$$2^m = \left(\dfrac{x_{\text{i+n}}}{x_{i}}\right)2^m < \left(3 + \dfrac{1}{x_{\text{min}}}\right)^{n}$$

(4) Assume that $$2^{m-1} > 3^n$$

(5) $$2\times3^n < 2^m < \left(3 + \dfrac{1}{x_{\text{min}}}\right)^{n}$$

(6) But then we have a contradiction because $$x_{\text{min}} < 1$$ which is impossible since all $$x_i > 1$$:

• $$2^{\frac{1}{n}}3 < 3+ \dfrac{1}{x_{\text{min}}}$$
• $$x_{\text{min}}\left(3(2^{\frac{1}{n}} - 1)\right) < 1$$
• $$x_{\text{min}} < \dfrac{1}{3(2^{\frac{1}{n}} - 1)} < \dfrac{1}{3}$$

You wrote in your last line

$$x_{\text{min}} < \dfrac{1}{3(2^{\frac{1}{n}} - 1)} < \dfrac{1}{3}$$

However, note for $$n \gt 1$$ that $$2^{1/n} \lt 2 \implies 2^{1/n} - 1 \lt 1$$, so $$3(2^{1/n} - 1) \lt 3$$ and, thus, $$\frac{1}{3\left(2^{1/n} - 1\right)} \gt \frac{1}{3}$$. For example, $$n = 10$$ gives

$$\frac{1}{3\left(2^{0.1} - 1\right)} \approx 4.64 \tag{1}\label{eq1A}$$

Using

$$2^{1/n} = e^{\ln(2)(1/n)} \tag{2}\label{eq2A}$$

and the first few terms of the exponential Taylor series expansion, gives

\begin{equation}\begin{aligned} \frac{1}{3\left(2^{1/n} - 1\right)} & = \frac{1}{3\left(\left(1 + \frac{\ln(2)}{n} + \frac{\ln(2)^2}{2n^2} + O\left(n^{-3}\right)\right) - 1\right)} \\ & = \frac{1}{3\left(\frac{\ln(2)}{n} + \frac{\ln(2)^2}{2n^2} + O\left(n^{-3}\right)\right)}\\ & = \frac{1}{3\left(\frac{\ln(2)}{n}\right)\left(1 + \frac{\ln(2)}{2n} + O\left(n^{-2}\right)\right)}\\ & = \frac{n}{3\ln(2)}\left(1 - \frac{\ln(2)}{2n} + O\left(n^{-2}\right)\right) \\ & = \frac{n}{3\ln(2)} - \frac{1}{6} + O\left(n^{-1}\right) \end{aligned}\end{equation}\tag{3}\label{eq3A}

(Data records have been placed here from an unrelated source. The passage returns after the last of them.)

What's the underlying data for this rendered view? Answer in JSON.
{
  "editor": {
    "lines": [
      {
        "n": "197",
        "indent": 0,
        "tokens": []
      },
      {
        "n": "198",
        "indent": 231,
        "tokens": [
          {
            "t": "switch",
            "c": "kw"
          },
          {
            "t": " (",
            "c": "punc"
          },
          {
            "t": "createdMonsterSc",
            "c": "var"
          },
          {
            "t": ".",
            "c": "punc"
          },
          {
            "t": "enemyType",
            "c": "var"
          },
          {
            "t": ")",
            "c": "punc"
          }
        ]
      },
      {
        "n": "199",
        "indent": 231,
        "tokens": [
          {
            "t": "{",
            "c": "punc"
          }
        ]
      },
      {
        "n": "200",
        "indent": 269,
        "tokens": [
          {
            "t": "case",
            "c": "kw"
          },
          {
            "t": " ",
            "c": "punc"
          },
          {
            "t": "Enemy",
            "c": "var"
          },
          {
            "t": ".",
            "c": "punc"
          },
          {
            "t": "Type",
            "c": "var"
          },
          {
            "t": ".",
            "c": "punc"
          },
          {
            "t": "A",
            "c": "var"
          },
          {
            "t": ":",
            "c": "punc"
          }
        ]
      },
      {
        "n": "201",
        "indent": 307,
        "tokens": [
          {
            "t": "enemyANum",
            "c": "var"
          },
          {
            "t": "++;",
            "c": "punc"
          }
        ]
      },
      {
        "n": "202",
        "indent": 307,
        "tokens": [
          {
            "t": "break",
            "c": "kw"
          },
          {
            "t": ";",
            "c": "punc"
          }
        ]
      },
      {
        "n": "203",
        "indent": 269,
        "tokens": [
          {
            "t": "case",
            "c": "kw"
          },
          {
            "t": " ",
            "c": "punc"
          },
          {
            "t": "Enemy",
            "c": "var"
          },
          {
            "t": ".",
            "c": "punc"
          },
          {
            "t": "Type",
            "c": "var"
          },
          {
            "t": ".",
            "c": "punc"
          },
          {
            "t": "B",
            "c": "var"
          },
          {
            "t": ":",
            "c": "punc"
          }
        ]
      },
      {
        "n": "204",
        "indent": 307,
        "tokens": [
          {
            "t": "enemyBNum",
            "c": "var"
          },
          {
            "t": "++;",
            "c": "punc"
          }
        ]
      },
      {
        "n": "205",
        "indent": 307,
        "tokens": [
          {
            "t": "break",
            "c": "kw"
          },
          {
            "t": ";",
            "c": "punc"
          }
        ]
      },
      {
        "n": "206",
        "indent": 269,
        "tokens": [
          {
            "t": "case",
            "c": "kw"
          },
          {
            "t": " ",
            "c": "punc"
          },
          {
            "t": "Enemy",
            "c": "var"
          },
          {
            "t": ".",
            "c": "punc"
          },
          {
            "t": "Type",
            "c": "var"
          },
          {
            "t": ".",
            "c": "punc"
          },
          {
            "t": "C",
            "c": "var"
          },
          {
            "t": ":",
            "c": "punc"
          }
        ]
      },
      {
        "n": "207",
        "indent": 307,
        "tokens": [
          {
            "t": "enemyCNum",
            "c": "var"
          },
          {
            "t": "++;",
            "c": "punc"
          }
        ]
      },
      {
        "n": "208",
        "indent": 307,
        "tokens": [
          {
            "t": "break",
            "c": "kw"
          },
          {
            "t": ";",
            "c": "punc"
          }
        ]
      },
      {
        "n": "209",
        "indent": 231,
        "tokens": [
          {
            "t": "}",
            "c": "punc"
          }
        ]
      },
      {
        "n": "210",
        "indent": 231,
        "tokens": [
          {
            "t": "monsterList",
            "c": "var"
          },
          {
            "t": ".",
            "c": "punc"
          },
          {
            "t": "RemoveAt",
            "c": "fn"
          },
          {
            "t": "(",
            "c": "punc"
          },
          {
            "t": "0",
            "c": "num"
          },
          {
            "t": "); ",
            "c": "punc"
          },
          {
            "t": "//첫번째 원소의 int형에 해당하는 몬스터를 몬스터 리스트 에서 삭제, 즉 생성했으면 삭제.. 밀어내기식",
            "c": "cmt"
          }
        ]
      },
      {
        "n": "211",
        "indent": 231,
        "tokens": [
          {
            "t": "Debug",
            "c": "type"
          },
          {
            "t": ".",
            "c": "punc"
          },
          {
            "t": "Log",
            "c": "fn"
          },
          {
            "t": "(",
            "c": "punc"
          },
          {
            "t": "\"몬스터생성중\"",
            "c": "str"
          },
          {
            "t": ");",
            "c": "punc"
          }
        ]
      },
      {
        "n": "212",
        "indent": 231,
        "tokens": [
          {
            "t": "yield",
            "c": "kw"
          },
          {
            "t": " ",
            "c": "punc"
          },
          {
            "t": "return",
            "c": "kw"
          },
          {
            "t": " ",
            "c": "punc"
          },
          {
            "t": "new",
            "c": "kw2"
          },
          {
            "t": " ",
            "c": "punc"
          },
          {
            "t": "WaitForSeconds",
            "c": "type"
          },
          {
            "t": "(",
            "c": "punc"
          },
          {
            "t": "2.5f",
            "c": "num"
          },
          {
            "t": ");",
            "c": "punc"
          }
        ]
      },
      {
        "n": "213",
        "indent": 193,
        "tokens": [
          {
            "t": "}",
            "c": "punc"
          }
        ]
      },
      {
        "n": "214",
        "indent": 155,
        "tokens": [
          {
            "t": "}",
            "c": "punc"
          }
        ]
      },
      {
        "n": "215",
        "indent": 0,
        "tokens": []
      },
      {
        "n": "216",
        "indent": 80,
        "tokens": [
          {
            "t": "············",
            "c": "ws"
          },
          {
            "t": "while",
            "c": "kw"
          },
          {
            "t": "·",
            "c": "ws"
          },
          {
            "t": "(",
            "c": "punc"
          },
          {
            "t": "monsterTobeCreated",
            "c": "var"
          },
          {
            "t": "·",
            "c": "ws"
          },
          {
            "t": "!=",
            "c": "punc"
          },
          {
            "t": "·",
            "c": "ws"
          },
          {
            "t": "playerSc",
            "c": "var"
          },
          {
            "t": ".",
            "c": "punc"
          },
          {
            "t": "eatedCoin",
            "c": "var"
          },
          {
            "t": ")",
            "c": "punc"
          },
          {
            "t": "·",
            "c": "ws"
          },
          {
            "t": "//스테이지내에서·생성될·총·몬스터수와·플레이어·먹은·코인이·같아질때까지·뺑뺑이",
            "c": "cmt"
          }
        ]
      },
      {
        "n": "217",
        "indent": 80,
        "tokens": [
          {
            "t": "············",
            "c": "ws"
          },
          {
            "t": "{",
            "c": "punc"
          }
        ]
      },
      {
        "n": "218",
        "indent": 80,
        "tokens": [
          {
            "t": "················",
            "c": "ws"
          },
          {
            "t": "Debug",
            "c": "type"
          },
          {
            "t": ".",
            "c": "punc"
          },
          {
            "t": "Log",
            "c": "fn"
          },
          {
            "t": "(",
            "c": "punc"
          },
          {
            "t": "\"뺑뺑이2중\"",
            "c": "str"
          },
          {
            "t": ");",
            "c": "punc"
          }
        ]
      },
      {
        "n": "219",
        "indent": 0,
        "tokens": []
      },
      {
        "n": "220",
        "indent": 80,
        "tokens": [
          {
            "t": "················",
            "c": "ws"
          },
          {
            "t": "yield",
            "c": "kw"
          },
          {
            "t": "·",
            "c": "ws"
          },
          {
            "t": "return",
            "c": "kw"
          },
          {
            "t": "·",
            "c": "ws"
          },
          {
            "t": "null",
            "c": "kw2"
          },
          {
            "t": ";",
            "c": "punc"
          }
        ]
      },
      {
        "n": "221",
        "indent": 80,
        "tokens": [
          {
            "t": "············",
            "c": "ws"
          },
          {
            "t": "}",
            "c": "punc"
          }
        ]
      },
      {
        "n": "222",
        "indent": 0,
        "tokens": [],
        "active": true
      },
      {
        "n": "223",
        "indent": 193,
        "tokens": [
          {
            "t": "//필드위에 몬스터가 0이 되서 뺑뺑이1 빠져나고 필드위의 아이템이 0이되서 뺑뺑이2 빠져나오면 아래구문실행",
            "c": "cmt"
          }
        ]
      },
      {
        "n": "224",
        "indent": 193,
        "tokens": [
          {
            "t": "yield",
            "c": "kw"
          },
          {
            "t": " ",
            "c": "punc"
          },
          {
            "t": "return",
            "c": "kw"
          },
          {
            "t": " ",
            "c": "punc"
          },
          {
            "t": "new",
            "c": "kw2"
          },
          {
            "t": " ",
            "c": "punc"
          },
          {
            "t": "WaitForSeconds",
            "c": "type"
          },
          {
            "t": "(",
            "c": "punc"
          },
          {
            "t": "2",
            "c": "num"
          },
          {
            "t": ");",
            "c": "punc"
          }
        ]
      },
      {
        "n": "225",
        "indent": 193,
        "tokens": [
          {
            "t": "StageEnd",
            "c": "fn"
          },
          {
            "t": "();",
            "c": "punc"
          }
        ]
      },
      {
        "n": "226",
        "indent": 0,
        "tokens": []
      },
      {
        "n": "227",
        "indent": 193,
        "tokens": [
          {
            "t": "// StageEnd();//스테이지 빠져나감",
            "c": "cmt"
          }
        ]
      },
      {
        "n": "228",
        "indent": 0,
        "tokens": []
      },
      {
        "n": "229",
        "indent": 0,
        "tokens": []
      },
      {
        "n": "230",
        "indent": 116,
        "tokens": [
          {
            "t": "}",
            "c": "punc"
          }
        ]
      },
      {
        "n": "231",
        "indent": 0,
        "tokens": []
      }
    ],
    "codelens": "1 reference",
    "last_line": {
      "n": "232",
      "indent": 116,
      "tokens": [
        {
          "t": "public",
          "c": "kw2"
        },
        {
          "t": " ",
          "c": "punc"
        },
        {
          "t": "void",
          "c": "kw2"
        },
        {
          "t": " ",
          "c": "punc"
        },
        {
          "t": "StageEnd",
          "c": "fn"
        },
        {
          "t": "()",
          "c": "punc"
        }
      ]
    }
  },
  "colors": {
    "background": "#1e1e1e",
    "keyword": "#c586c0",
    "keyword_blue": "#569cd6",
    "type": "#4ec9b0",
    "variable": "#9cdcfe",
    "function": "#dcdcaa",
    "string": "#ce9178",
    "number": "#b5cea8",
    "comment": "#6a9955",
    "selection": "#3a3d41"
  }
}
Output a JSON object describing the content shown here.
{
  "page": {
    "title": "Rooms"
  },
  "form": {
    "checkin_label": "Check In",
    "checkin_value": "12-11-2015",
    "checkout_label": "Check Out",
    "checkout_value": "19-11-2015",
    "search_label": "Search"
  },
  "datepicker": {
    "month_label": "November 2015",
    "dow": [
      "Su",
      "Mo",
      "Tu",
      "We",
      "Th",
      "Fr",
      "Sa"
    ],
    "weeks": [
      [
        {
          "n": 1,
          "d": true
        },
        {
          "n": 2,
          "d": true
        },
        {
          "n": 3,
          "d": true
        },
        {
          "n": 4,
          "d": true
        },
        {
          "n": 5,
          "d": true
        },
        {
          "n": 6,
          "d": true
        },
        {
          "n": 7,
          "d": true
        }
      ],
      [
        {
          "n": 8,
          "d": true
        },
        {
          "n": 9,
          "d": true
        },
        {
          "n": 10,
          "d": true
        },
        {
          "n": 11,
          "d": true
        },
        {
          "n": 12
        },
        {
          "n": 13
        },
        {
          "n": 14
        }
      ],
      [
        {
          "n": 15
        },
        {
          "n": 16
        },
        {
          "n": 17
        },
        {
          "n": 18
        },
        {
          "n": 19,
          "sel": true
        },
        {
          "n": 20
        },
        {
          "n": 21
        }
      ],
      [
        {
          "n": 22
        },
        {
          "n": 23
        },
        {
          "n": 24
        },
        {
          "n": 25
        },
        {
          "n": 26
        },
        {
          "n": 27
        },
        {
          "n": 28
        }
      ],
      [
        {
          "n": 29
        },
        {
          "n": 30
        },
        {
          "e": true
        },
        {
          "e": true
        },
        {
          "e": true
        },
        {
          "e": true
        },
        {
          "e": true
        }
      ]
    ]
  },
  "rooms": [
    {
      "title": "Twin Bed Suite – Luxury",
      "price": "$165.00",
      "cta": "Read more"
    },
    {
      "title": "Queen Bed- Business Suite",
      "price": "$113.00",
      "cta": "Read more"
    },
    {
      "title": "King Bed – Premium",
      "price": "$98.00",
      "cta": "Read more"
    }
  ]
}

• Thanks. I knew that I was making a mistake! That was it. Sep 28 '20 at 0:30
• Very nice (+1) I didn't detect that glitch in the last inequality in the OP although I read it somehow carefully... Oct 1 '20 at 19:58